The students continue to develop their practical and theoretical understanding of dance composition and choreography. The focus of creative compositional tasks is the study of the duet form, which is explored as a choreographic structure, and as an expressive form.
Students also engage in a creative development process with a guest choreographer in the first of a series of performance projects throughout the course, culminating in the performance of the work as part of the VCA Dance's November performance season. This is the first performance experience leading to a variety of unique opportunities, which facilitate embodied performance.
Intended learning outcomes
This subject will enable students to:
- understand the formal and creative components of contemporary choreography, and to use a range of choreographic strategies such as abstraction, manipulation, and motif and development with creativity and imagination;
- compose movement studies in response to creative tasks, individually and as part of a duo or group;
- collaboratively choreograph and perform a duet dance work with a partner within set parameters;
- demonstrate movement description skills, conceptual understanding and learning consolidated through physical exploration and experience of the content covered in practical classes through written work and in class discussions;
- work effectively in rehearsals including contribution to the making process and learning and maintaining new choreographic materials in preparation for performance;
- demonstrate the capacity to perform a new choreographic work in keeping with the choreographer's intention and style.
On completing this subject students will be able to:
• create and organise aesthetic material;
• exercise imaginative and transformative processes;
• solve problems;
• apply theory to practice in the creation of artistic work;
• think critically and work collaboratively;

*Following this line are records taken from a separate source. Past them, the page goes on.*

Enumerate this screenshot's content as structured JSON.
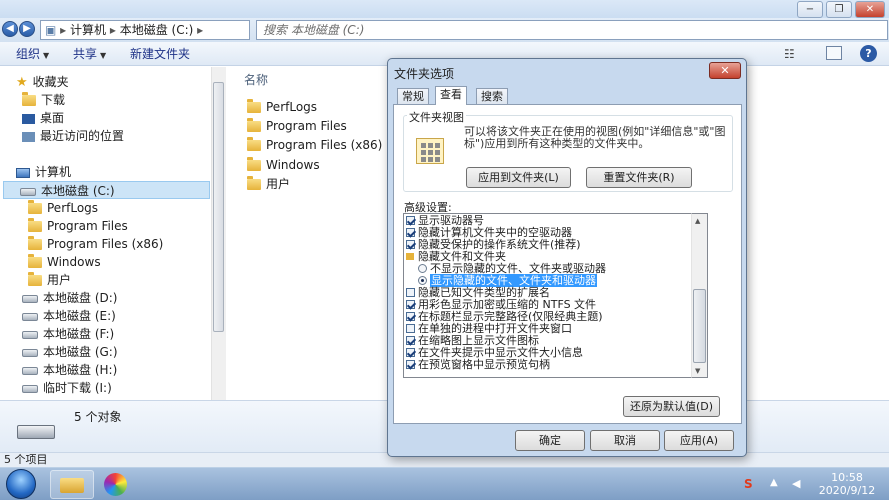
{
  "window": {
    "address_parts": [
      "计算机",
      "本地磁盘 (C:)"
    ],
    "search_placeholder": "搜索 本地磁盘 (C:)",
    "controls": {
      "minimize": "−",
      "maximize": "❐",
      "close": "✕"
    }
  },
  "toolbar": {
    "organize": "组织",
    "share": "共享",
    "new_folder": "新建文件夹"
  },
  "nav": {
    "favorites": "收藏夹",
    "fav_items": [
      "下载",
      "桌面",
      "最近访问的位置"
    ],
    "computer": "计算机",
    "drive_c": "本地磁盘 (C:)",
    "c_children": [
      "PerfLogs",
      "Program Files",
      "Program Files (x86)",
      "Windows",
      "用户"
    ],
    "drives": [
      "本地磁盘 (D:)",
      "本地磁盘 (E:)",
      "本地磁盘 (F:)",
      "本地磁盘 (G:)",
      "本地磁盘 (H:)",
      "临时下载 (I:)"
    ]
  },
  "content": {
    "col_name": "名称",
    "items": [
      "PerfLogs",
      "Program Files",
      "Program Files (x86)",
      "Windows",
      "用户"
    ]
  },
  "details": {
    "count": "5 个对象"
  },
  "status": {
    "text": "5 个项目"
  },
  "dialog": {
    "title": "文件夹选项",
    "close": "✕",
    "tabs": [
      "常规",
      "查看",
      "搜索"
    ],
    "folder_view_legend": "文件夹视图",
    "folder_view_desc": "可以将该文件夹正在使用的视图(例如\"详细信息\"或\"图标\")应用到所有这种类型的文件夹中。",
    "apply_to_folders": "应用到文件夹(L)",
    "reset_folders": "重置文件夹(R)",
    "advanced_label": "高级设置:",
    "advanced": [
      {
        "kind": "check",
        "on": true,
        "text": "显示驱动器号"
      },
      {
        "kind": "check",
        "on": true,
        "text": "隐藏计算机文件夹中的空驱动器"
      },
      {
        "kind": "check",
        "on": true,
        "text": "隐藏受保护的操作系统文件(推荐)"
      },
      {
        "kind": "folder",
        "text": "隐藏文件和文件夹"
      },
      {
        "kind": "radio",
        "on": false,
        "text": "不显示隐藏的文件、文件夹或驱动器"
      },
      {
        "kind": "radio",
        "on": true,
        "text": "显示隐藏的文件、文件夹和驱动器",
        "selected": true
      },
      {
        "kind": "check",
        "on": false,
        "text": "隐藏已知文件类型的扩展名"
      },
      {
        "kind": "check",
        "on": true,
        "text": "用彩色显示加密或压缩的 NTFS 文件"
      },
      {
        "kind": "check",
        "on": true,
        "text": "在标题栏显示完整路径(仅限经典主题)"
      },
      {
        "kind": "check",
        "on": false,
        "text": "在单独的进程中打开文件夹窗口"
      },
      {
        "kind": "check",
        "on": true,
        "text": "在缩略图上显示文件图标"
      },
      {
        "kind": "check",
        "on": true,
        "text": "在文件夹提示中显示文件大小信息"
      },
      {
        "kind": "check",
        "on": true,
        "text": "在预览窗格中显示预览句柄"
      }
    ],
    "restore_defaults": "还原为默认值(D)",
    "ok": "确定",
    "cancel": "取消",
    "apply": "应用(A)"
  },
  "taskbar": {
    "time": "10:58",
    "date": "2020/9/12"
  }
}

• recognise and work within aesthetic domains;
• perform and work in a team;
• communicate in oral and written forms.
Last updated: 6 December 2019